The Princeton researchers found that in moving water, curvature points the swarmer cell toward the surface to which it needs to attach. This ensures that the bacteria’s next generation does not stray too far from its progenitors, as well as from the nutrients that prompted cell division in the first place, Gitai said. On the other hand, the upper cells of straight bacteria — which are comparatively higher from the ground — are more likely to be carried far away as they are to stay near home.

But the advantage of curvature only goes so far. The researchers found that when the water current was too strong, both curved and straight bacteria were pressed flat against the surface, eliminating the curved cells’ colonization advantage.

These findings put some interesting boundaries on what is known about C. crescentus, starting with the upper limits of the current in which the organism can thrive, Gitai said. He and Persat also plan to pursue whether the bacteria are able to straighten out and cast offspring downstream when the home colony faces a decline in available nutrients.
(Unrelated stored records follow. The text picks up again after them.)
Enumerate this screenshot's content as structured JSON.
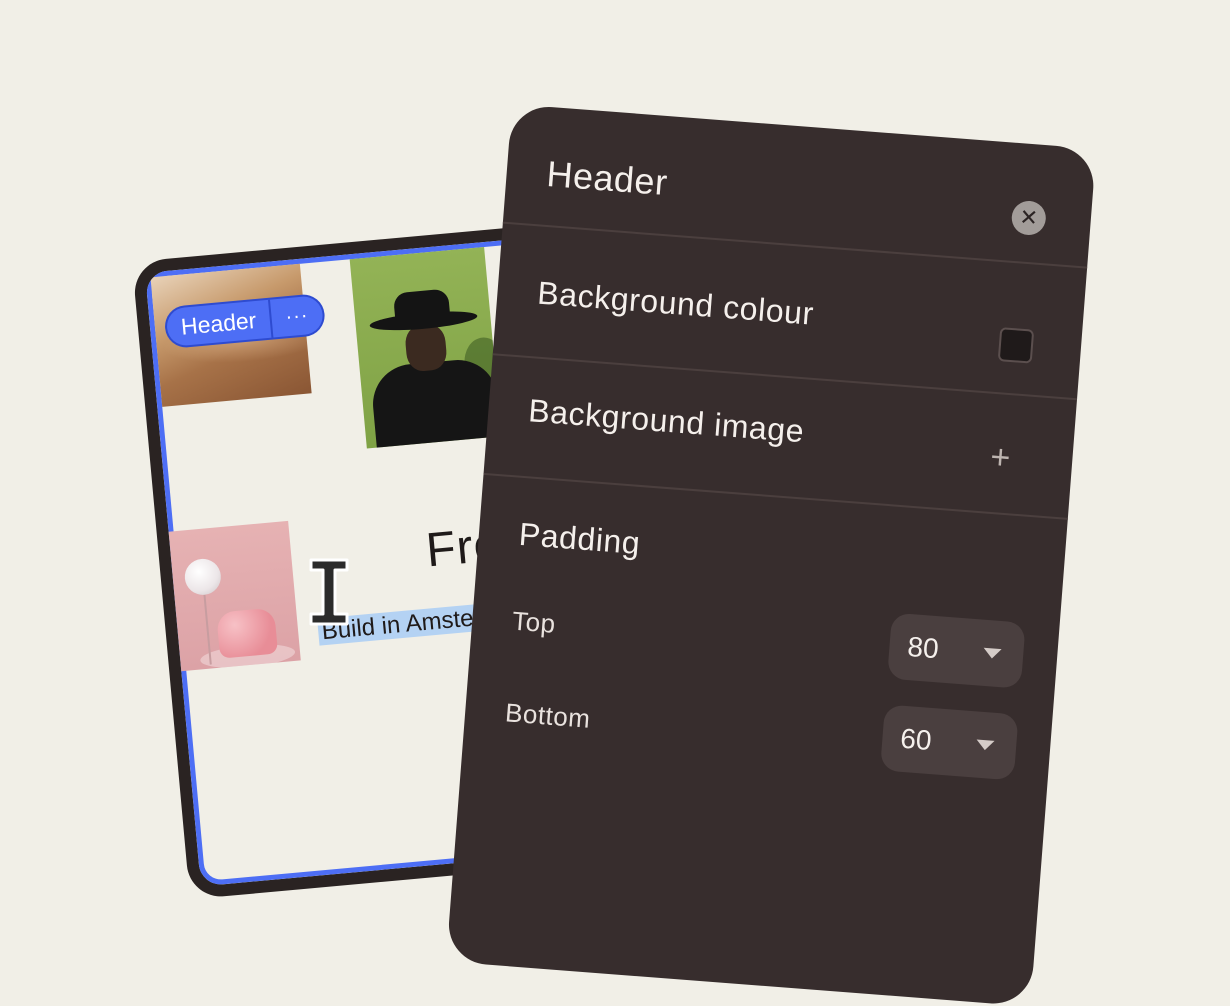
{
  "canvas": {
    "chip": {
      "label": "Header",
      "more": "···"
    },
    "hero": {
      "title": "From",
      "subtitle": "Build in Amsterd who are ge"
    },
    "images": [
      "desert-photo",
      "portrait-photo",
      "pink-room-photo"
    ]
  },
  "panel": {
    "title": "Header",
    "close_icon": "close-icon",
    "background_colour": {
      "label": "Background colour",
      "swatch_color": "#1f1a1a"
    },
    "background_image": {
      "label": "Background image",
      "add_icon": "plus-icon"
    },
    "padding": {
      "label": "Padding",
      "top": {
        "label": "Top",
        "value": "80"
      },
      "bottom": {
        "label": "Bottom",
        "value": "60"
      }
    }
  },
  "colors": {
    "accent": "#4d6ef5",
    "panel_bg": "#372d2d",
    "page_bg": "#f1efe7",
    "selection": "#b4d2f3"
  }
}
At the same time, understanding why C. crescentus got its curve helps in figuring out the evolution of other bacteria, he said. Close relatives of the bacteria, for example, are not curved — could it have to do with the severity of their natural environment, such as the powerful turbulence of an ocean? Harmful bacteria such as Vibrio cholerae, strains of which cause cholera, are curved, though the reason is unclear. It’s possible this shape could be related to the organism’s environment in a way that might help treat those infected by it, Gitai said.

Whatever the reason for a specific bacteria’s shape, the Princeton research shows that exploring the influence of its natural habitat could be worthwhile, Gitai said.

“It was clear with C. crescentus that we needed to try something different,” Gitai said. “People didn’t really think of flow as a major driver of this bacteria’s evolution. That really is a new idea.”

Read the article..

Persat, Alexandre, Howard A. Stone, Zemer Gitai. 2014. The curved shape of Caulobacter crescentus enhances surface colonization in flow. Nature Communications. Article published online May 8, 2014. DOI: 10.1038/ncomms4824

The work was supported by the Gordon and Betty Moore Foundation (grant no. GBMF 2550.02), the National Science Foundation (grant no. CBET-1234500), and the National Institutes of Health Director’s New Investigator Innovator Award (grant no. 1DP2OD004389).